human immunodeficiency virus


Epstein Barr Virus


viral capsid antigen


Epstein Barr Nuclear Antigen




polymerase chain reaction


herpes simplex virus


positron emission tomography-computed tomography


Authors’ contributions

Both DH and AU were doctors within the medical team responsible for the care of the patient. AU was responsible for data collection including patient notes, lab results and imaging. AU wrote the case description. DH was also responsible for the analysis and discussion within the case report. Both authors read and approved the final manuscript.


Not applicable.

Competing interests

The authors declare that they have no competing interests.

Availability of data and materials

All results available included in figures and tables.

Consent for publication

Patient has given written consent for publication of information and images.

Ethics approval and consent to participate

Not applicable.


There were no funding sources.

Publisher’s Note

Springer Nature remains neutral with regard to jurisdictional claims in published maps and institutional affiliations.

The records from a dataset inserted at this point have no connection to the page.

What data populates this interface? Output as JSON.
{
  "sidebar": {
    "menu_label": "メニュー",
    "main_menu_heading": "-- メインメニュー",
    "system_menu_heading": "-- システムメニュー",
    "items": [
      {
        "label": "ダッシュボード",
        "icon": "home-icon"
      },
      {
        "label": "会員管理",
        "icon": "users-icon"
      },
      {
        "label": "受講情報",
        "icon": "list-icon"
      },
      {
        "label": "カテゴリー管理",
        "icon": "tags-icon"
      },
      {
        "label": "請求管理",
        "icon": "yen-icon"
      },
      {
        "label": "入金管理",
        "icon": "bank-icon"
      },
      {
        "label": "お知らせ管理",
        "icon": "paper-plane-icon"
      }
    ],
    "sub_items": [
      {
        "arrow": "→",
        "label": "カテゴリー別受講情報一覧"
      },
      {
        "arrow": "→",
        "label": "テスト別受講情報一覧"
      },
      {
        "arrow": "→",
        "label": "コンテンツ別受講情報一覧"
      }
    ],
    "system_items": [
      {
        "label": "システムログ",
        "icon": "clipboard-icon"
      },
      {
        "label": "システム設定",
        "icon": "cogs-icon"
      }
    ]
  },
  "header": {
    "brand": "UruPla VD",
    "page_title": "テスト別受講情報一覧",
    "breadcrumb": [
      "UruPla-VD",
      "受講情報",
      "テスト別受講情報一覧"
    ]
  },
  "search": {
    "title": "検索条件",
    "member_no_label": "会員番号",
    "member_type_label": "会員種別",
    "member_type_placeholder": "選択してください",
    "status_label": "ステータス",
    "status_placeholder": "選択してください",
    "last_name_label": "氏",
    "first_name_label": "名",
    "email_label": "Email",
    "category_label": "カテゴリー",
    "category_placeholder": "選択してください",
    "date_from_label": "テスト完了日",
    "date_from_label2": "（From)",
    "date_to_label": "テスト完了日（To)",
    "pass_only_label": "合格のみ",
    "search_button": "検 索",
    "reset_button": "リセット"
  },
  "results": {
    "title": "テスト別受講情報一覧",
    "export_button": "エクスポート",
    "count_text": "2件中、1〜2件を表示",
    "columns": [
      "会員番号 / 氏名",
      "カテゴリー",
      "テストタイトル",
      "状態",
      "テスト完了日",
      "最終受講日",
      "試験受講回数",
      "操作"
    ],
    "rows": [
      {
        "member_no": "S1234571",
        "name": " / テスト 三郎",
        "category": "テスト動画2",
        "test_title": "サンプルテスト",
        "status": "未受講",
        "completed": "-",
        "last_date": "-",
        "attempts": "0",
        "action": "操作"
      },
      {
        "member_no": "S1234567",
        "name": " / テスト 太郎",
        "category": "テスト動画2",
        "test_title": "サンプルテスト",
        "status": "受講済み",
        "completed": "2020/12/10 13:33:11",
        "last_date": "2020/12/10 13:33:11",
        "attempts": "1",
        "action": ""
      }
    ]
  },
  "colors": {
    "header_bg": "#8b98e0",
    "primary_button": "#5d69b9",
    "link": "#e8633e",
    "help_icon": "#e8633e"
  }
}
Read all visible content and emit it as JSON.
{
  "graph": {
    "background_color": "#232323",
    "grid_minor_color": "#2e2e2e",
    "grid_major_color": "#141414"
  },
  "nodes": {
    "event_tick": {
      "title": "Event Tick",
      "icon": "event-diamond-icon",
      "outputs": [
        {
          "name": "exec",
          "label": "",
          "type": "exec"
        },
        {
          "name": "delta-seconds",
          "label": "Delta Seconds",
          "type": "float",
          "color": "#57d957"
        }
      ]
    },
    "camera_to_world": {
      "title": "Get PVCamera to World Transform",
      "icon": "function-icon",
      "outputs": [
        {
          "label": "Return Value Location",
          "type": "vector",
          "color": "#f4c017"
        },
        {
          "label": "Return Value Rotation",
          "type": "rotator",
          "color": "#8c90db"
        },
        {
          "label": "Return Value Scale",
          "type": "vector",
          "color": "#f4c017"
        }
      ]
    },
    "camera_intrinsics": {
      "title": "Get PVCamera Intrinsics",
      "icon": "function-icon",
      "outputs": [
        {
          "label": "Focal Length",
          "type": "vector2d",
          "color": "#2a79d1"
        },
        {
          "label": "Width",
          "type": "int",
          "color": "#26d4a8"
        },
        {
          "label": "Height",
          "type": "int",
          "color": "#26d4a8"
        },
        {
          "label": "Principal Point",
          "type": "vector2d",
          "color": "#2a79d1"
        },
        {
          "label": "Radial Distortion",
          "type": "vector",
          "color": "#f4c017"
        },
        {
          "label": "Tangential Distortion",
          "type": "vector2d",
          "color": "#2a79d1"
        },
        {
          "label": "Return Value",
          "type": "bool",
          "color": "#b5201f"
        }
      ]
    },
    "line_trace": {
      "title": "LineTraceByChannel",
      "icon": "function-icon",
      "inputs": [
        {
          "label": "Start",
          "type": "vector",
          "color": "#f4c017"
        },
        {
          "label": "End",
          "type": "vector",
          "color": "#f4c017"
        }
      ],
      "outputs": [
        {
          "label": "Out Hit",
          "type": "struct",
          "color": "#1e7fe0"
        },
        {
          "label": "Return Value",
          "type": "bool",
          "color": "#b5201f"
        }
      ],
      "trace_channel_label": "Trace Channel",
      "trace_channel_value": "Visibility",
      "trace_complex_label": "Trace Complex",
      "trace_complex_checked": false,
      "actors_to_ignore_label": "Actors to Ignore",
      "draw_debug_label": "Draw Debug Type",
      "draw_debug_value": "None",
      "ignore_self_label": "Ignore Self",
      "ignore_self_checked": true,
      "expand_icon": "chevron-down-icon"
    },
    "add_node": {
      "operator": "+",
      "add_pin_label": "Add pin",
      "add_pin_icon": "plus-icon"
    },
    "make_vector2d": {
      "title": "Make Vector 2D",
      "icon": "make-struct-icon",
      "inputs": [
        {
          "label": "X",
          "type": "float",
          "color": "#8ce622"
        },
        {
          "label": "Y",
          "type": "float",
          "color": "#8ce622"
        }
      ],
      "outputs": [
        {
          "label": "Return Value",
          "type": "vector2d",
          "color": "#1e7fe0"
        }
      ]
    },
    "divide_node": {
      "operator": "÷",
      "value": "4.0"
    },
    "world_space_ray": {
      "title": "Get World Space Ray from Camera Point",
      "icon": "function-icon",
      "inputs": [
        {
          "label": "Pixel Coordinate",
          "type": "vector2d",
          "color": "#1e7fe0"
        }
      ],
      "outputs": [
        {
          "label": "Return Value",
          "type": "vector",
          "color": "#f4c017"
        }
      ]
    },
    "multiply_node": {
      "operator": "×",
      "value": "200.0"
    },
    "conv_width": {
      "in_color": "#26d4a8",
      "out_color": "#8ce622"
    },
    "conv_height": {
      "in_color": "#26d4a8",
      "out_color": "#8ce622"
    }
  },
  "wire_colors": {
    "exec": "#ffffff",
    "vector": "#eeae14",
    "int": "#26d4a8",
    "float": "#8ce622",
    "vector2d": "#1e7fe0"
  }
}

Open AccessThis article is distributed under the terms of the Creative Commons Attribution 4.0 International License (, which permits unrestricted use, distribution, and reproduction in any medium, provided you give appropriate credit to the original author(s) and the source, provide a link to the Creative Commons license, and indicate if changes were made. The Creative Commons Public Domain Dedication waiver ( applies to the data made available in this article, unless otherwise stated.

Authors’ Affiliations

University College London Hospitals NHS Trust, 235 Euston Road, London, UK
Charing Cross Hospital, Imperial College London NHS Healthcare Trust, London, UK


  1. Public Health England (PHE). The green book, Chapter 34: Varicella. Accessed 13 Feb 2017.
  2. Centers for Disease Control and Prevention (CDC). The pink book, Chapter 22: Varicella. Accessed 13 Feb 2017.
  3. Chapman AL, Watkin R, Ellis CJ. Abdominal pain in acute infectious mononucleosis. BMJ. 2002;324:660–1.View ArticlePubMedPubMed CentralGoogle Scholar
  4. Schuler JG, Filtzer H. Spontaneous splenic rupture. The role of non-operative management. Arch Surg. 1995;130:662–5.View ArticlePubMedGoogle Scholar
  5. Renzulli P, Hostettler A, Schoepfer A, Gloor B, Candinas D. Systematic review of atraumatic splenic rupture. Br J Surg. 2009;96(10):1114–21.View ArticlePubMedGoogle Scholar
  6. Rothwell S, McAuley D. Spontaneous splenic rupture in infectious mononucleosis. Emerg Med. 2001;13:364–6.View ArticleGoogle Scholar
  7. Higgins PM. Splenomegaly in acute infections due to group A Streptococci and viruses. Epidemiol Infect. 1992;109:199–209.View ArticlePubMedPubMed CentralGoogle Scholar
  8. Sheehy N, Israel DA. Acute varicella infection mimics recurrent Hodgkin’s disease on F-18 FDG PET/CT. Clin Nucl Med. 2007;32(10):820–1.View ArticlePubMedGoogle Scholar
  9. Tapp E. Ruptured spleen associated with chicken-pox. BMJ. 1969;1(5644):617–8.View ArticlePubMedPubMed CentralGoogle Scholar
  10. Clifton LJ, Dhaliwal KS, Saif D, Mullerat P. Varicella zoster virus infection is an unusual case of splenic rupture. BMJ Case Rep. 2015. CentralView ArticleGoogle Scholar
  11. Ul Yaqin H. Spontaneous rupture of the spleen in the prodromal period of chickenpox. Postgrad Med J. 1969;45(519):51–3.View ArticleGoogle Scholar
  12. Vial I, Hamidou M, Coste-Burel M, Baron D. Abdominal pain in varicella: an unusual case of spontaneous splenic rupture. Eur J Emerg Med. 2004;11:176–7.View ArticlePubMedGoogle Scholar
  13. Harris RA, Boland SL. Varicella zoster associated with spontaneous splenic rupture. Aust N Z J Surg. 1998;68(2):162–3.View ArticlePubMedGoogle Scholar


© The Author(s) 2018